Despite a nationwide decline in the opening of manufacturing companies, demand continues, and innovative businesses persevere.
For the manufacturing industry, 2021 was an extraordinarily challenging year. Mounting supply chain disruptions, increasing costs, and a shrinking labor force resulted in a bumpier ride over the past 12 months.
Statistics on industry volume and growth ranks in the manufacturing sector show a decline between 2020 and 2021, according to the annual State of Swyft Industry Report. The report, which examines data from new business applications filed across the U.S., offers a bird’s-eye view into the status of top industries.
The Swyft Filings’ Nationwide Report found that 2021 was a stagnant year for manufacturing in terms of new business applications. Coming in 15th for Volume Rank, the manufacturing industry experienced a 1.14% year-over-year decrease in the number of new business filings submitted via Swyft Filings compared to 2020.
The following macro trends contributed to the manufacturing industry’s decrease in new business formation growth last year. While these areas could affect business filings, the following combination profoundly affected sector growth in 2021.

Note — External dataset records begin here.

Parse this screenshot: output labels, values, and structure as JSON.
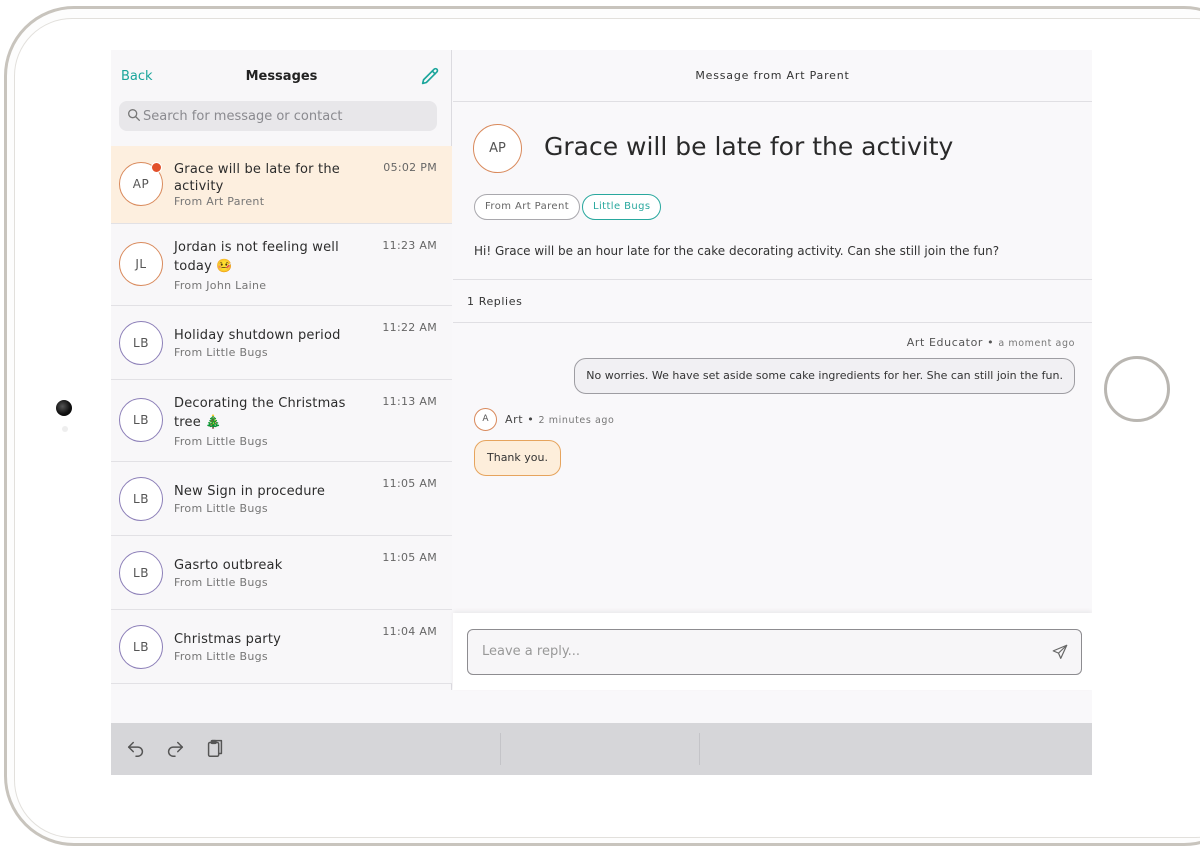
{
  "left_pane": {
    "back_label": "Back",
    "title": "Messages",
    "search_placeholder": "Search for message or contact",
    "messages": [
      {
        "initials": "AP",
        "title": "Grace will be late for the activity",
        "from": "From Art Parent",
        "time": "05:02 PM",
        "unread": true,
        "selected": true
      },
      {
        "initials": "JL",
        "title": "Jordan is not feeling well today 🤒",
        "from": "From John Laine",
        "time": "11:23 AM"
      },
      {
        "initials": "LB",
        "title": "Holiday shutdown period",
        "from": "From Little Bugs",
        "time": "11:22 AM"
      },
      {
        "initials": "LB",
        "title": "Decorating the Christmas tree 🎄",
        "from": "From Little Bugs",
        "time": "11:13 AM"
      },
      {
        "initials": "LB",
        "title": "New Sign in procedure",
        "from": "From Little Bugs",
        "time": "11:05 AM"
      },
      {
        "initials": "LB",
        "title": "Gasrto outbreak",
        "from": "From Little Bugs",
        "time": "11:05 AM"
      },
      {
        "initials": "LB",
        "title": "Christmas party",
        "from": "From Little Bugs",
        "time": "11:04 AM"
      }
    ]
  },
  "detail": {
    "header": "Message from Art Parent",
    "avatar": "AP",
    "title": "Grace will be late for the activity",
    "tags": [
      "From Art Parent",
      "Little Bugs"
    ],
    "body": "Hi! Grace will be an hour late for the cake decorating activity. Can she still join the fun?",
    "replies_count": "1 Replies",
    "replies": [
      {
        "author": "Art Educator",
        "ago": "a moment ago",
        "text": "No worries. We have set aside some cake ingredients for her. She can still join the fun."
      },
      {
        "avatar": "A",
        "author": "Art",
        "ago": "2 minutes ago",
        "text": "Thank you."
      }
    ],
    "reply_placeholder": "Leave a reply..."
  },
  "colors": {
    "accent_teal": "#1aa59b",
    "unread_dot": "#e2502a",
    "selected_row": "#fdefdf",
    "parent_bubble": "#fdeedb"
  },
  "icons": [
    "edit-icon",
    "search-icon",
    "send-icon",
    "undo-icon",
    "redo-icon",
    "clipboard-icon"
  ]
}
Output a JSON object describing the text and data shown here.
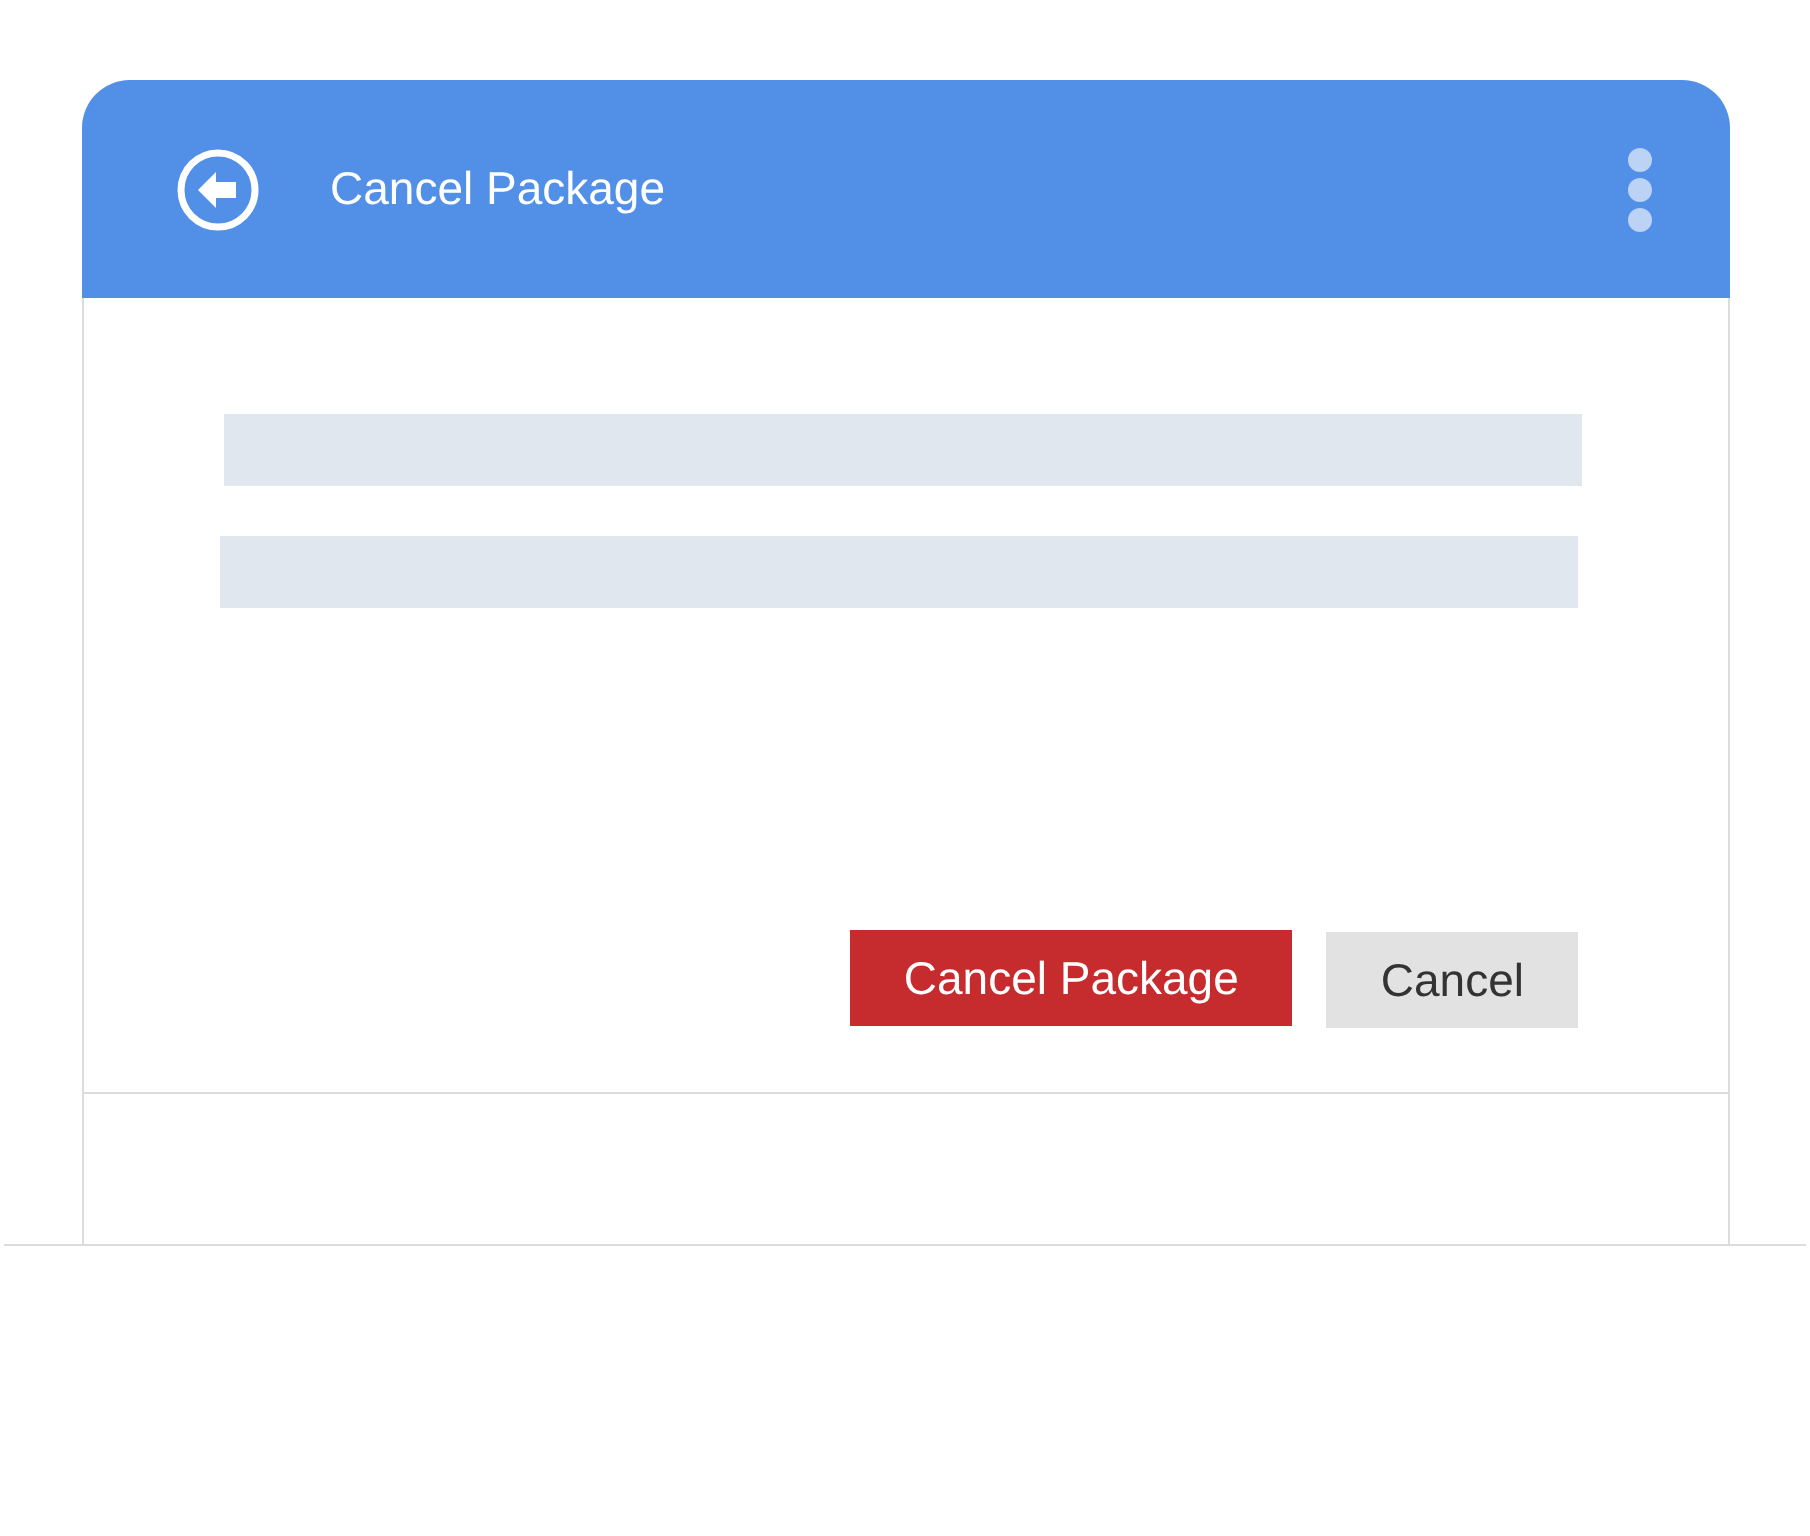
{
  "header": {
    "title": "Cancel Package"
  },
  "actions": [
    {
      "label": "Cancel Package",
      "kind": "danger"
    },
    {
      "label": "Cancel",
      "kind": "secondary"
    }
  ]
}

Challenges Meeting Demand
Even before the pandemic, supply chain disruptions and demand outpacing supply were increasing problems. COVID-19 exacerbated these weaknesses in the supply chain. The number of supply chain disruptions worldwide from 2019-2021 amounted to 11,642, according to Statista. The highest number of troubles occurred in the North American region.
Supply chains’ ongoing instability could predict a stall in new business filings in 2021. During the pandemic, potential manufacturing company owners had to assess the sector landscape with a critical eye before investing and moving forward.
Despite supply chain challenges, those manufacturing companies set to come out ahead will be businesses that embrace automation. This includes manufacturers willing to incorporate technology such as EDI Automation and other artificial intelligence (AI) assistance.
In response to demand outpacing available supply, costs increased in 2021, including raw materials’ pricing and transportation costs. Higher shipping fees, especially in ocean shipping, put a strain on an already buckling system. This directly affected the number of new manufacturing businesses opening and ultimately resulted in some closings.
Considering the current elevated rate of inflation and the fact that demand continues to outpace supply, manufacturing can expect continued slower deliveries and rising fees as resources remain stretched.
Historic Labor Shortages
Like many industries in 2021, manufacturing saw an unprecedented shortage of qualified workers. This trend appears to be continuing for the foreseeable future. According to the U.S. Chamber of Commerce, while businesses added 3.8 million jobs in 2021, 2.2 million Americans started walking away from the labor force as of January 2020, and many haven’t looked back. The Chamber’s recent data shows that if every unemployed person found a job, there would still be 5 million jobs left unfilled.
Statistics for the manufacturing industry reflect these labor shortage numbers. Simutech Multimedia reports in their whitepaper Training for the Future of Manufacturing: How to meet the challenge of the skills gap that they expect the U.S. manufacturing industry to gain 700,000 jobs by 2025. However, without changes in future workers’ education, there is a skills gap that will result in 2 million manufacturing jobs going unfilled by 2025.
Once again, those manufacturing companies that step up in terms of being proactive and innovative are the businesses that will survive and even thrive. This will require a focus on closing the existing skills gap, enticing younger workers to work in the manufacturing field, and retaining those workers who have remained loyal through rewards systems and attention to higher pay. Because the labor shortage doesn’t appear to be resolved anytime soon, using automated means such as digitalization to address labor shortfalls can keep manufacturing businesses afloat.
Even though there are challenges facing the manufacturing industry, this is an exciting time to be in business. Deloitte’s 2022 manufacturing industry outlook expects the sector to ramp up despite ongoing challenges due to vaccination rollouts and continued demand.
At the same time, the manufacturing industry’s survival depends on how well it incorporates technological advancements, reorganizes and fortifies the supply chain, tackles rising costs, and builds a sustainable workforce with the required skill sets. Company leaders with the enduring can-do entrepreneurial spirit that make up the underpinnings of this indomitable industry will lead their businesses to thrive.
Alan Godfrey is the CEO of Swyft Filings, an online incorporation, compliance, and SMB services provider based in Houston, Texas. The company analyzed more than 63,000 new business applications filed in 2020 and 2021 to determine the year-over-year potential for new business growth and volume. You can read the complete analysis in the Swyft Filings 2021 State of Swyft Industry Report